Though the programmatic elements of the science building were not complex in nature, the real test for Madison was maintaining empathetic and realistic expectations that focused on the baseline needs of the students and the school, albeit staying within their limited fundraised budget. She had to adapt her mindset, design methodology, and therefore the resulting architecture to fit within the context of JAMS and Kenyan culture. Building materials, orientation, and site location are imperative in providing a building that catalyzes on passive design strategies to maintain comfort. The hipped roof provides shade, minimizes solar heat gain, while allowing heat to rise to the roof’s ridge. The offset window heights allows for cross-ventilation while blocking the predominant southern winds from inferring with laboratory experiments. The site is extremely remote, with electricity provided by solar panels and water pumped from a borehole at the base of the steep and rocky hill. Building materials were locally sourced from a stone quarry near the village market to save on transportation costs in addition to utilizing regional construction methods. This provided the most economical and efficient structure, while offering excellent thermal lag potential for diurnal temperature variations.

At a time when architecture is always challenging the norm and pushing boundaries, it is important to step back and recognize the proper time and place to do so. In actuality, the JAMS science building’s success will not be measured by its architecture or aesthetics. Its success will be derived from the strengths of the existing community, while reinforcing the mission of JAMS to build a community that inspires, transforms, and champions the livelihood of young women. It will be measured on how it provides a safe space for students to learn, to challenge themselves, to build self-confidence, and create a sense of social agency. It is instilling in them that they matter and deserve a space to learn. The impact of the science building will be larger than its four walls – it will be a symbol to the students and the community that quality education, human dignity, and gender equality are vital to a stable and thriving socio-economic world, thus casting a ripple effect on the generations to follow.

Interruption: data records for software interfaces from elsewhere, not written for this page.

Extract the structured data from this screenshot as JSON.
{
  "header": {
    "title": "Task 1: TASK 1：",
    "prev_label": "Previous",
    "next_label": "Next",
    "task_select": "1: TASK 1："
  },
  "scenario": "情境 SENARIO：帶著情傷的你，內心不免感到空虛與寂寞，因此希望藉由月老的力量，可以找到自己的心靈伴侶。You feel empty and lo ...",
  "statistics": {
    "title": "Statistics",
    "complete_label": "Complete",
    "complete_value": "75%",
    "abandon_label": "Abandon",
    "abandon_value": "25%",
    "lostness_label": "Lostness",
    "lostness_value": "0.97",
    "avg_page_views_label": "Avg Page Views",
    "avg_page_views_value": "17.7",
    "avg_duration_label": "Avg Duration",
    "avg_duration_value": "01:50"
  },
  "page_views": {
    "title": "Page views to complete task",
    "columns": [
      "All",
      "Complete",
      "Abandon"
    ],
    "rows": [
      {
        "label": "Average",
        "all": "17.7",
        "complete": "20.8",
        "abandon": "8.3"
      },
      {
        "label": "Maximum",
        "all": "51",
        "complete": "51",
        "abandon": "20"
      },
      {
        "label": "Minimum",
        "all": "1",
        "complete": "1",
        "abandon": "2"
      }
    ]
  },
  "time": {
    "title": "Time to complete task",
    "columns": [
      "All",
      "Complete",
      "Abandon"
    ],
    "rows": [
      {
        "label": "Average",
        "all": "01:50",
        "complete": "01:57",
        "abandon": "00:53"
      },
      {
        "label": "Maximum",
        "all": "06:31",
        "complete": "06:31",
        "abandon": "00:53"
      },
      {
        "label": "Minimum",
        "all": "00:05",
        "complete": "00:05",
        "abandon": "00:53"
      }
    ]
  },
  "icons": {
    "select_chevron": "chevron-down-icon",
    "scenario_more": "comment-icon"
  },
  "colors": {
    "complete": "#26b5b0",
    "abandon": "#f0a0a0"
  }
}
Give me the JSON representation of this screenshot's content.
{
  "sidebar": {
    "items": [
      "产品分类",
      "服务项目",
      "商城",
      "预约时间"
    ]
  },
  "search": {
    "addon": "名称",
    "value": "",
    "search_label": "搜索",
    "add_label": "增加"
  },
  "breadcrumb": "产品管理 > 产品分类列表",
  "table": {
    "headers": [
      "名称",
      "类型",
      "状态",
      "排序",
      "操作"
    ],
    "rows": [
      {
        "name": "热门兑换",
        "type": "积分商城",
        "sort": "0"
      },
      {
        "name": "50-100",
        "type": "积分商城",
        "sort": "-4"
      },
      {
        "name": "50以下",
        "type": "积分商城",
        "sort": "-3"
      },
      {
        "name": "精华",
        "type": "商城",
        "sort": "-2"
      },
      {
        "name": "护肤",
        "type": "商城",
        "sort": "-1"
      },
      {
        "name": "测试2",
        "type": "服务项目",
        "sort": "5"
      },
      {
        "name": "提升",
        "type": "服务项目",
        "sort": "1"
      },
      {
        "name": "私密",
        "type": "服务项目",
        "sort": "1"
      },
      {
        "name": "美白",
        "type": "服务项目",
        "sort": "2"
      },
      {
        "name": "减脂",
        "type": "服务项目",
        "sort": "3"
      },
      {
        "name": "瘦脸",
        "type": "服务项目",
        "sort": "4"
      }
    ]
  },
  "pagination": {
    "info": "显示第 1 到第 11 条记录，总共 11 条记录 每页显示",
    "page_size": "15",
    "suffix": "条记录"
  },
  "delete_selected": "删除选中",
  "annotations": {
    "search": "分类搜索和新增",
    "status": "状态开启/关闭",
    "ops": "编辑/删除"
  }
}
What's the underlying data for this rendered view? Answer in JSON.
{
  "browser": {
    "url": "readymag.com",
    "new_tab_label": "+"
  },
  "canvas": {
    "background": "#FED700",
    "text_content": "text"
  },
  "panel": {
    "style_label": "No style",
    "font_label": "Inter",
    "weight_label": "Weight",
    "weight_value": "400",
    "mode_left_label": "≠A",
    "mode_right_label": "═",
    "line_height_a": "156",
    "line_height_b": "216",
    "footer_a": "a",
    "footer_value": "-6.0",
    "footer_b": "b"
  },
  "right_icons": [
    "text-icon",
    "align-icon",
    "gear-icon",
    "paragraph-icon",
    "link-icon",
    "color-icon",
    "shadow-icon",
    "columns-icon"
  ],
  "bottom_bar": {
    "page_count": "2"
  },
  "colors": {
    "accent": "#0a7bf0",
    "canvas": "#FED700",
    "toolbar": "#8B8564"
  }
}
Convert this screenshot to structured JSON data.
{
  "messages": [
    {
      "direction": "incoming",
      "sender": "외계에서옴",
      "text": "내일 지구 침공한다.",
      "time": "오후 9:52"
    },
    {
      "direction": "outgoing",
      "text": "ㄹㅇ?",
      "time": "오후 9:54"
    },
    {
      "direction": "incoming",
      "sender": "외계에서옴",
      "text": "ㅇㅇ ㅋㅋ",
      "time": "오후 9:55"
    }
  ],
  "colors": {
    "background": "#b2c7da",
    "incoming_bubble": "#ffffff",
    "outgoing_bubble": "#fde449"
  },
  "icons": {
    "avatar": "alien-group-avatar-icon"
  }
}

Madison Rogers is a 5th year B.S. of Architecture student from outside of Chicago, with minors in Urban Studies, as well as Women’s, Gender, and Sexuality Studies. She has completed two co-ops; one at Overland Partners in San Antonio, Texas, and the second at ZGF Architects in Portland, Oregon. Besides her time in Kenya, she has studied abroad in Nizhny Novgorod, Russia and Berlin, Germany.